Output the entries below exactly as written, omitting pictures.

◆ **EXCERPTED RECORDS**:
────────────────

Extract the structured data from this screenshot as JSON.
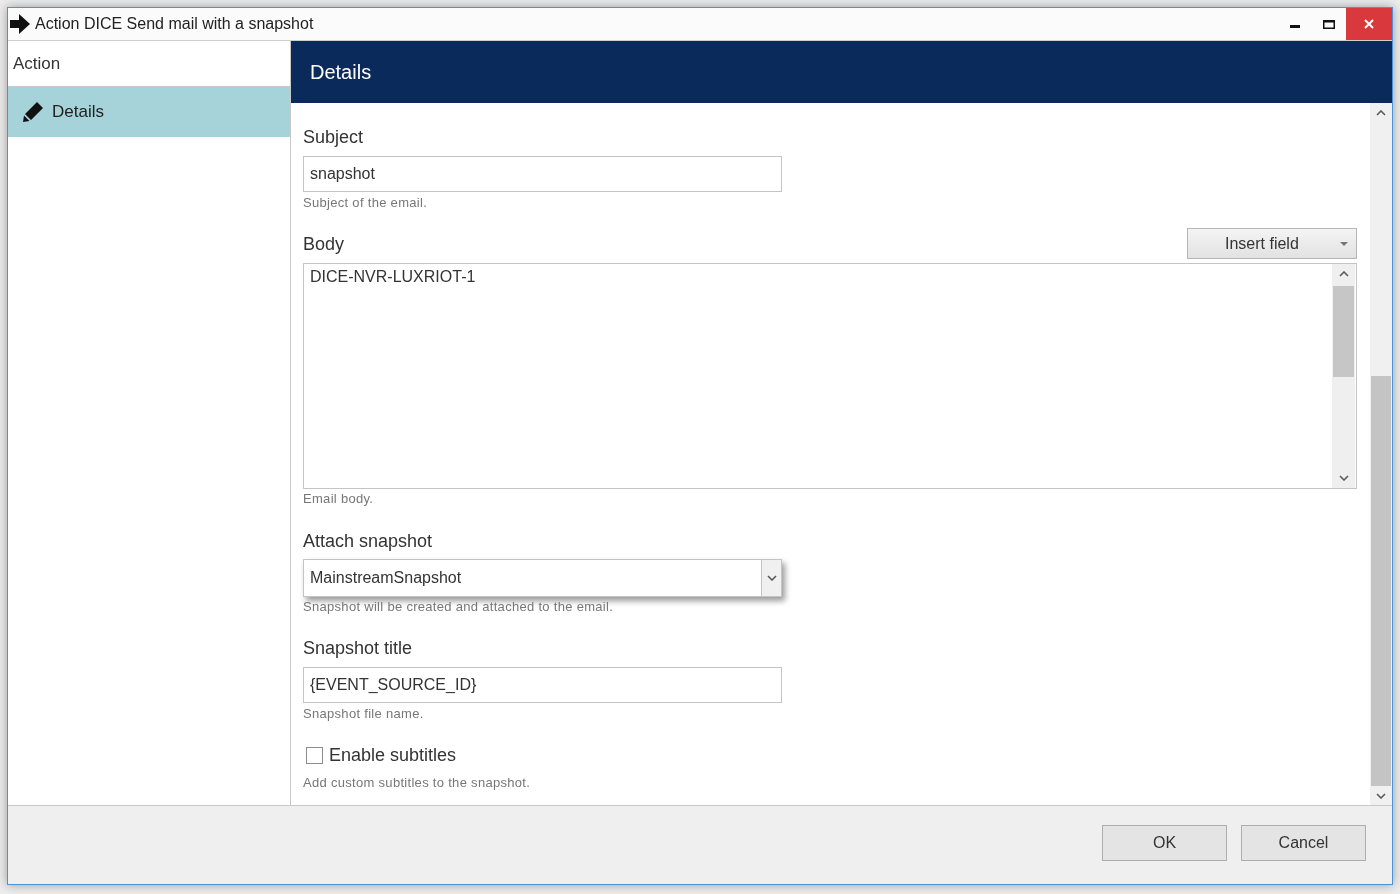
{
  "window": {
    "title": "Action DICE Send mail with a snapshot"
  },
  "sidebar": {
    "header": "Action",
    "items": [
      {
        "label": "Details",
        "selected": true
      }
    ]
  },
  "panel": {
    "title": "Details",
    "fields": [
      {
        "kind": "text",
        "label": "Subject",
        "value": "snapshot",
        "hint": "Subject of the email."
      },
      {
        "kind": "textarea",
        "label": "Body",
        "button": "Insert field",
        "value": "DICE-NVR-LUXRIOT-1",
        "hint": "Email body."
      },
      {
        "kind": "select",
        "label": "Attach snapshot",
        "value": "MainstreamSnapshot",
        "hint": "Snapshot will be created and attached to the email."
      },
      {
        "kind": "text",
        "label": "Snapshot title",
        "value": "{EVENT_SOURCE_ID}",
        "hint": "Snapshot file name."
      },
      {
        "kind": "checkbox",
        "label": "Enable subtitles",
        "checked": false,
        "hint": "Add custom subtitles to the snapshot."
      }
    ]
  },
  "buttons": [
    "OK",
    "Cancel"
  ]
}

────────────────

◆ **ANSWER TO THE EXERCISE**:
Extract the structured data from this screenshot as JSON.
{
  "window": {
    "title": "Action DICE Send mail with a snapshot"
  },
  "sidebar": {
    "header": "Action",
    "items": [
      {
        "label": "Details",
        "selected": true
      }
    ]
  },
  "panel": {
    "title": "Details",
    "fields": [
      {
        "kind": "text",
        "label": "Subject",
        "value": "snapshot",
        "hint": "Subject of the email."
      },
      {
        "kind": "textarea",
        "label": "Body",
        "button": "Insert field",
        "value": "DICE-NVR-LUXRIOT-1",
        "hint": "Email body."
      },
      {
        "kind": "select",
        "label": "Attach snapshot",
        "value": "MainstreamSnapshot",
        "hint": "Snapshot will be created and attached to the email."
      },
      {
        "kind": "text",
        "label": "Snapshot title",
        "value": "{EVENT_SOURCE_ID}",
        "hint": "Snapshot file name."
      },
      {
        "kind": "checkbox",
        "label": "Enable subtitles",
        "checked": false,
        "hint": "Add custom subtitles to the snapshot."
      }
    ]
  },
  "buttons": [
    "OK",
    "Cancel"
  ]
}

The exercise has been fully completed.